TASK BRIEF - Every entry below should be repeated exactly; the pictures should not.

Data extracted from a collection:
--- START ---

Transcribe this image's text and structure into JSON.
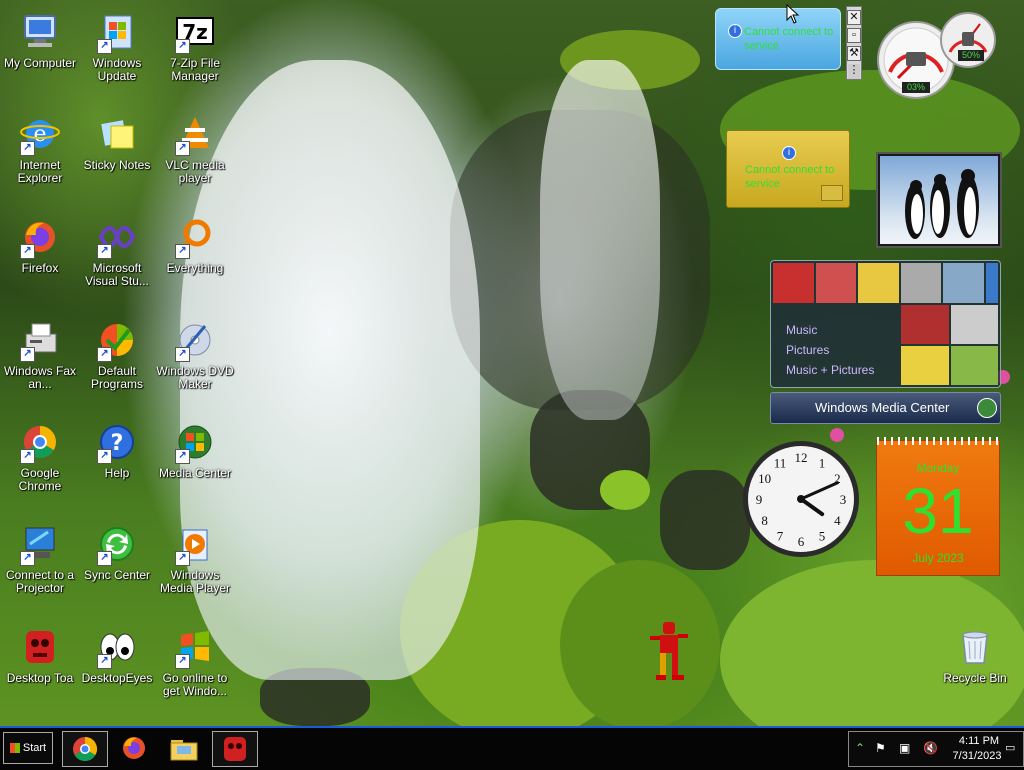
{
  "desktop_icons": [
    {
      "label": "My Computer",
      "icon": "computer-icon"
    },
    {
      "label": "Windows Update",
      "icon": "windows-update-icon"
    },
    {
      "label": "7-Zip File Manager",
      "icon": "7zip-icon"
    },
    {
      "label": "Internet Explorer",
      "icon": "ie-icon"
    },
    {
      "label": "Sticky Notes",
      "icon": "sticky-notes-icon"
    },
    {
      "label": "VLC media player",
      "icon": "vlc-icon"
    },
    {
      "label": "Firefox",
      "icon": "firefox-icon"
    },
    {
      "label": "Microsoft Visual Stu...",
      "icon": "visual-studio-icon"
    },
    {
      "label": "Everything",
      "icon": "everything-icon"
    },
    {
      "label": "Windows Fax an...",
      "icon": "fax-icon"
    },
    {
      "label": "Default Programs",
      "icon": "default-programs-icon"
    },
    {
      "label": "Windows DVD Maker",
      "icon": "dvd-maker-icon"
    },
    {
      "label": "Google Chrome",
      "icon": "chrome-icon"
    },
    {
      "label": "Help",
      "icon": "help-icon"
    },
    {
      "label": "Media Center",
      "icon": "media-center-icon"
    },
    {
      "label": "Connect to a Projector",
      "icon": "projector-icon"
    },
    {
      "label": "Sync Center",
      "icon": "sync-center-icon"
    },
    {
      "label": "Windows Media Player",
      "icon": "media-player-icon"
    },
    {
      "label": "Desktop Toa",
      "icon": "desktop-toa-icon"
    },
    {
      "label": "DesktopEyes",
      "icon": "desktop-eyes-icon"
    },
    {
      "label": "Go online to get Windo...",
      "icon": "windows-online-icon"
    }
  ],
  "recycle_bin": {
    "label": "Recycle Bin"
  },
  "gadgets": {
    "weather_error": "Cannot connect to service",
    "currency_error": "Cannot connect to service",
    "cpu_meter": {
      "cpu": "03%",
      "memory": "50%"
    },
    "media_center": {
      "items": [
        "Music",
        "Pictures",
        "Music + Pictures"
      ],
      "brand": "Windows Media Center"
    },
    "calendar": {
      "day_name": "Monday",
      "day": "31",
      "month_year": "July 2023"
    },
    "analog_clock": {
      "numbers": [
        "12",
        "1",
        "2",
        "3",
        "4",
        "5",
        "6",
        "7",
        "8",
        "9",
        "10",
        "11"
      ],
      "hour": 4,
      "minute": 11
    }
  },
  "taskbar": {
    "start_label": "Start",
    "clock_time": "4:11 PM",
    "clock_date": "7/31/2023"
  }
}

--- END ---

TASK RESPONSE -
Transcribe this image's text and structure into JSON.
{
  "desktop_icons": [
    {
      "label": "My Computer",
      "icon": "computer-icon"
    },
    {
      "label": "Windows Update",
      "icon": "windows-update-icon"
    },
    {
      "label": "7-Zip File Manager",
      "icon": "7zip-icon"
    },
    {
      "label": "Internet Explorer",
      "icon": "ie-icon"
    },
    {
      "label": "Sticky Notes",
      "icon": "sticky-notes-icon"
    },
    {
      "label": "VLC media player",
      "icon": "vlc-icon"
    },
    {
      "label": "Firefox",
      "icon": "firefox-icon"
    },
    {
      "label": "Microsoft Visual Stu...",
      "icon": "visual-studio-icon"
    },
    {
      "label": "Everything",
      "icon": "everything-icon"
    },
    {
      "label": "Windows Fax an...",
      "icon": "fax-icon"
    },
    {
      "label": "Default Programs",
      "icon": "default-programs-icon"
    },
    {
      "label": "Windows DVD Maker",
      "icon": "dvd-maker-icon"
    },
    {
      "label": "Google Chrome",
      "icon": "chrome-icon"
    },
    {
      "label": "Help",
      "icon": "help-icon"
    },
    {
      "label": "Media Center",
      "icon": "media-center-icon"
    },
    {
      "label": "Connect to a Projector",
      "icon": "projector-icon"
    },
    {
      "label": "Sync Center",
      "icon": "sync-center-icon"
    },
    {
      "label": "Windows Media Player",
      "icon": "media-player-icon"
    },
    {
      "label": "Desktop Toa",
      "icon": "desktop-toa-icon"
    },
    {
      "label": "DesktopEyes",
      "icon": "desktop-eyes-icon"
    },
    {
      "label": "Go online to get Windo...",
      "icon": "windows-online-icon"
    }
  ],
  "recycle_bin": {
    "label": "Recycle Bin"
  },
  "gadgets": {
    "weather_error": "Cannot connect to service",
    "currency_error": "Cannot connect to service",
    "cpu_meter": {
      "cpu": "03%",
      "memory": "50%"
    },
    "media_center": {
      "items": [
        "Music",
        "Pictures",
        "Music + Pictures"
      ],
      "brand": "Windows Media Center"
    },
    "calendar": {
      "day_name": "Monday",
      "day": "31",
      "month_year": "July 2023"
    },
    "analog_clock": {
      "numbers": [
        "12",
        "1",
        "2",
        "3",
        "4",
        "5",
        "6",
        "7",
        "8",
        "9",
        "10",
        "11"
      ],
      "hour": 4,
      "minute": 11
    }
  },
  "taskbar": {
    "start_label": "Start",
    "clock_time": "4:11 PM",
    "clock_date": "7/31/2023"
  }
}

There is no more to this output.